Instructions to follow>
Give the number of lines in the data that hold the string "description". Nothing else is needed.

──────── The records ────────

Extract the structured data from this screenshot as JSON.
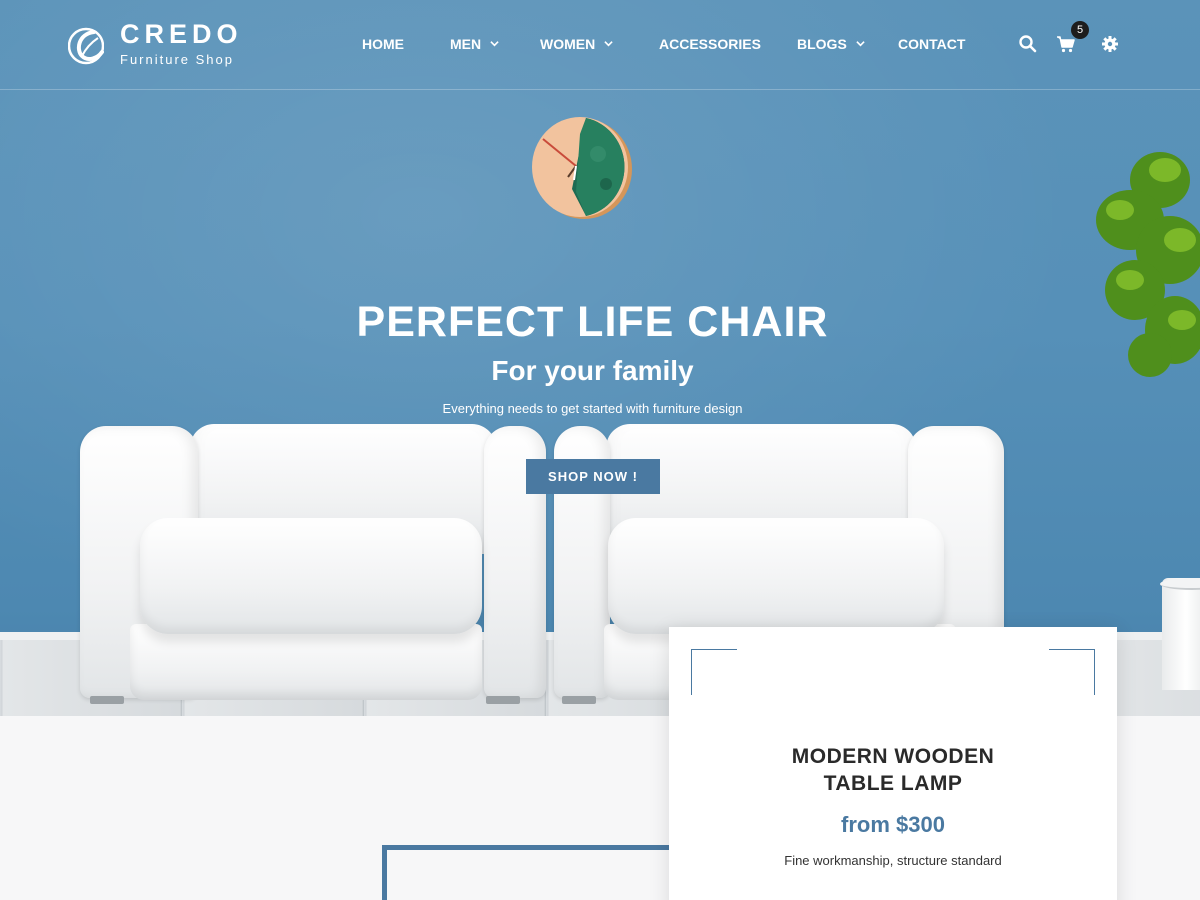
{
  "brand": {
    "name": "CREDO",
    "tagline": "Furniture Shop"
  },
  "nav": {
    "items": [
      {
        "label": "HOME",
        "has_dropdown": false
      },
      {
        "label": "MEN",
        "has_dropdown": true
      },
      {
        "label": "WOMEN",
        "has_dropdown": true
      },
      {
        "label": "ACCESSORIES",
        "has_dropdown": false
      },
      {
        "label": "BLOGS",
        "has_dropdown": true
      },
      {
        "label": "CONTACT",
        "has_dropdown": false
      }
    ]
  },
  "tools": {
    "search_icon": "search-icon",
    "cart_icon": "cart-icon",
    "cart_count": "5",
    "settings_icon": "gear-icon"
  },
  "hero": {
    "title": "PERFECT LIFE CHAIR",
    "subtitle": "For your family",
    "description": "Everything needs to get started with furniture design",
    "cta_label": "SHOP NOW !"
  },
  "featured_product": {
    "title_line1": "MODERN WOODEN",
    "title_line2": "TABLE LAMP",
    "price": "from $300",
    "description": "Fine workmanship, structure standard"
  },
  "colors": {
    "accent": "#4a79a1",
    "hero_wall": "#5690b8",
    "text_dark": "#2a2a2a"
  }
}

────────

Answer to this task>
2